§ Records shown:
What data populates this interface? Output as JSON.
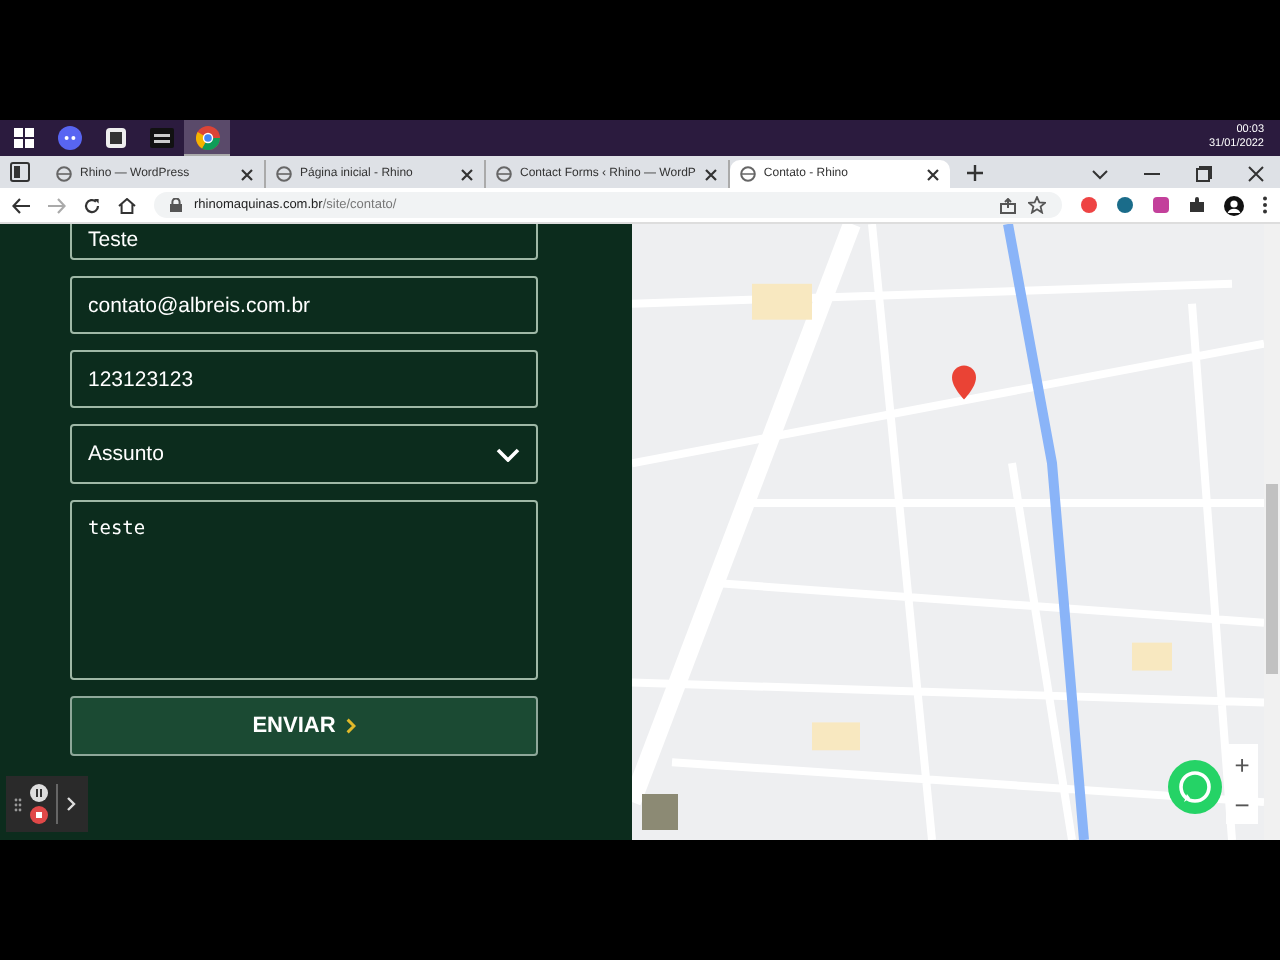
{
  "taskbar": {
    "apps": [
      {
        "kind": "windows",
        "selected": false
      },
      {
        "kind": "discord",
        "selected": false
      },
      {
        "kind": "tool",
        "selected": false
      },
      {
        "kind": "obs",
        "selected": false
      },
      {
        "kind": "chrome",
        "selected": true
      }
    ],
    "time": "00:03",
    "date": "31/01/2022"
  },
  "tabs": [
    {
      "title": "Rhino — WordPress",
      "selected": false
    },
    {
      "title": "Página inicial - Rhino",
      "selected": false
    },
    {
      "title": "Contact Forms ‹ Rhino — WordP",
      "selected": false
    },
    {
      "title": "Contato - Rhino",
      "selected": true
    }
  ],
  "address": {
    "domain": "rhinomaquinas.com.br",
    "path": "/site/contato/"
  },
  "form": {
    "fields": [
      {
        "kind": "text",
        "value": "Teste"
      },
      {
        "kind": "text",
        "value": "contato@albreis.com.br"
      },
      {
        "kind": "text",
        "value": "123123123"
      },
      {
        "kind": "select",
        "value": "Assunto"
      },
      {
        "kind": "textarea",
        "value": "teste"
      }
    ],
    "submit": "ENVIAR"
  },
  "map": {
    "zoom_in": "+",
    "zoom_out": "−"
  }
}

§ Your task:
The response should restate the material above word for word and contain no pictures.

§ Answer space:
What data populates this interface? Output as JSON.
{
  "taskbar": {
    "apps": [
      {
        "kind": "windows",
        "selected": false
      },
      {
        "kind": "discord",
        "selected": false
      },
      {
        "kind": "tool",
        "selected": false
      },
      {
        "kind": "obs",
        "selected": false
      },
      {
        "kind": "chrome",
        "selected": true
      }
    ],
    "time": "00:03",
    "date": "31/01/2022"
  },
  "tabs": [
    {
      "title": "Rhino — WordPress",
      "selected": false
    },
    {
      "title": "Página inicial - Rhino",
      "selected": false
    },
    {
      "title": "Contact Forms ‹ Rhino — WordP",
      "selected": false
    },
    {
      "title": "Contato - Rhino",
      "selected": true
    }
  ],
  "address": {
    "domain": "rhinomaquinas.com.br",
    "path": "/site/contato/"
  },
  "form": {
    "fields": [
      {
        "kind": "text",
        "value": "Teste"
      },
      {
        "kind": "text",
        "value": "contato@albreis.com.br"
      },
      {
        "kind": "text",
        "value": "123123123"
      },
      {
        "kind": "select",
        "value": "Assunto"
      },
      {
        "kind": "textarea",
        "value": "teste"
      }
    ],
    "submit": "ENVIAR"
  },
  "map": {
    "zoom_in": "+",
    "zoom_out": "−"
  }
}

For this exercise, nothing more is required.